## YOUR OBJECTIVE
Would you filter the listing below so that only lines with the word "color" remain?

GIVEN ENTRIES START

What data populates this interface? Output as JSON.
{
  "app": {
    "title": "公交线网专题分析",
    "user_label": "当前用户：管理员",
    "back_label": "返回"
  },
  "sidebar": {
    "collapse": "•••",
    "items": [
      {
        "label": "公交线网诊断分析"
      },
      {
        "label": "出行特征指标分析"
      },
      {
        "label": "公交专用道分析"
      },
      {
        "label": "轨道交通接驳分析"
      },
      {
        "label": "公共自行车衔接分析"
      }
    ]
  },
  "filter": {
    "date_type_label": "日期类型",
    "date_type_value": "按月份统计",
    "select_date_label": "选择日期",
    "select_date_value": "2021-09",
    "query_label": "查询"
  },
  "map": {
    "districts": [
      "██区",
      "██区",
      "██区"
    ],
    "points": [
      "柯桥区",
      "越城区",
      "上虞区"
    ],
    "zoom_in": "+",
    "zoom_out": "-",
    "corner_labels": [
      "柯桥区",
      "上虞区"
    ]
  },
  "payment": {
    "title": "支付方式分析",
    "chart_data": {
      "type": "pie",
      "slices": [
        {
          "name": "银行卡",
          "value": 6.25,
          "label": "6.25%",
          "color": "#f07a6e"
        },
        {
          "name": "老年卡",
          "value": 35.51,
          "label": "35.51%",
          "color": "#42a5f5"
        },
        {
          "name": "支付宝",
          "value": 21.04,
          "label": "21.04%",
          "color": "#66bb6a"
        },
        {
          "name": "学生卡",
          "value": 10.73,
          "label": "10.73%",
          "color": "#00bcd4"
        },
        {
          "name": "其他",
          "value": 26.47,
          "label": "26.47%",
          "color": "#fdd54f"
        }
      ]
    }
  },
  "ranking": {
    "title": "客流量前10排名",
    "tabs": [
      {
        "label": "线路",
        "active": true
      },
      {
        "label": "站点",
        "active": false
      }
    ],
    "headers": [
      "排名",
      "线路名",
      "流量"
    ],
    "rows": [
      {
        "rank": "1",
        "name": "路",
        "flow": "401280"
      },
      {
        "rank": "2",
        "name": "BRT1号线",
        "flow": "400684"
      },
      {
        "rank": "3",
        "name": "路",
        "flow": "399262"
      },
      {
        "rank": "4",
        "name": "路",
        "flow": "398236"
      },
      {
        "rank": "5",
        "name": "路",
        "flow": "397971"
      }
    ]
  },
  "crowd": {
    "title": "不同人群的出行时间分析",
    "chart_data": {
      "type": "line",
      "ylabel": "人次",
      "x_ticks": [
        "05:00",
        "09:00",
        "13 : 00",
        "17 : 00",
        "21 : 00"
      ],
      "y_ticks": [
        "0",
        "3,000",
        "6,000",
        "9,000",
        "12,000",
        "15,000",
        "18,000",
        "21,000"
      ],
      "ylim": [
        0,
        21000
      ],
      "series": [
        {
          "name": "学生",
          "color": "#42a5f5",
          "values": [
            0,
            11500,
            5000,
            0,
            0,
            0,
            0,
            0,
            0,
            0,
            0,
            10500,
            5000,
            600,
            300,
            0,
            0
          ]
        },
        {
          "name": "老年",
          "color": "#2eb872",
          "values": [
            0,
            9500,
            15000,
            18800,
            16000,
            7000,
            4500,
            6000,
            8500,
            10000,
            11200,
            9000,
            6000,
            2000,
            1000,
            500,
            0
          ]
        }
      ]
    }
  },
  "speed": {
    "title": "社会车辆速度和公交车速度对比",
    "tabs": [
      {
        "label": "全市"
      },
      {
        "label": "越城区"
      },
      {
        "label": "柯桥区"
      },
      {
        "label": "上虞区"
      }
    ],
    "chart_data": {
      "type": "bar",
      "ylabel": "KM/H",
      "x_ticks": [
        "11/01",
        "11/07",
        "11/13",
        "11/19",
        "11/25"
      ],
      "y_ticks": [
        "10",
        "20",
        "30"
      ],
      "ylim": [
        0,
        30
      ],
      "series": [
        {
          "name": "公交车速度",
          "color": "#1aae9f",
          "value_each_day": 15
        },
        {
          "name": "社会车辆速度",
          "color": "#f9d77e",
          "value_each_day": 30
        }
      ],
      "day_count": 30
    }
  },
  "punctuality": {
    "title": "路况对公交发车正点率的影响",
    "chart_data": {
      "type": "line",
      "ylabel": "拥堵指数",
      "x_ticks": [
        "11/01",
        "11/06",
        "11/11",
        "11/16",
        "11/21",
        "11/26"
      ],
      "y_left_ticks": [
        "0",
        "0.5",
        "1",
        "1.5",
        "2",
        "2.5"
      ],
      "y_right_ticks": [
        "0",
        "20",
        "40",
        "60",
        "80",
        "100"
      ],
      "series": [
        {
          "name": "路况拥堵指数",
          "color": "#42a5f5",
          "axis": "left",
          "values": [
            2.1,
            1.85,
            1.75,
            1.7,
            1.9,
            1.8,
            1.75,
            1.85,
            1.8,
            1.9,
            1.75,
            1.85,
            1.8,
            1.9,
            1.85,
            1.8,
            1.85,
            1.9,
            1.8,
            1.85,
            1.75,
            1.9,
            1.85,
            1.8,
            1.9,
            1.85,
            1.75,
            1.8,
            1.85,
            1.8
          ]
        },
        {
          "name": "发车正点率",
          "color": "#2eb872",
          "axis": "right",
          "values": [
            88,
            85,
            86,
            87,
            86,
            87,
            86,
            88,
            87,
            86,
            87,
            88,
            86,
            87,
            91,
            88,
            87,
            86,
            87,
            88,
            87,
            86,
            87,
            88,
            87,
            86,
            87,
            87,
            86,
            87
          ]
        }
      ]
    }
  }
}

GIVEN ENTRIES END

## ANSWER SPACE
          "color": "#f07a6e"
          "color": "#42a5f5"
          "color": "#66bb6a"
          "color": "#00bcd4"
          "color": "#fdd54f"
          "color": "#42a5f5",
          "color": "#2eb872",
          "color": "#1aae9f",
          "color": "#f9d77e",
          "color": "#42a5f5",
          "color": "#2eb872",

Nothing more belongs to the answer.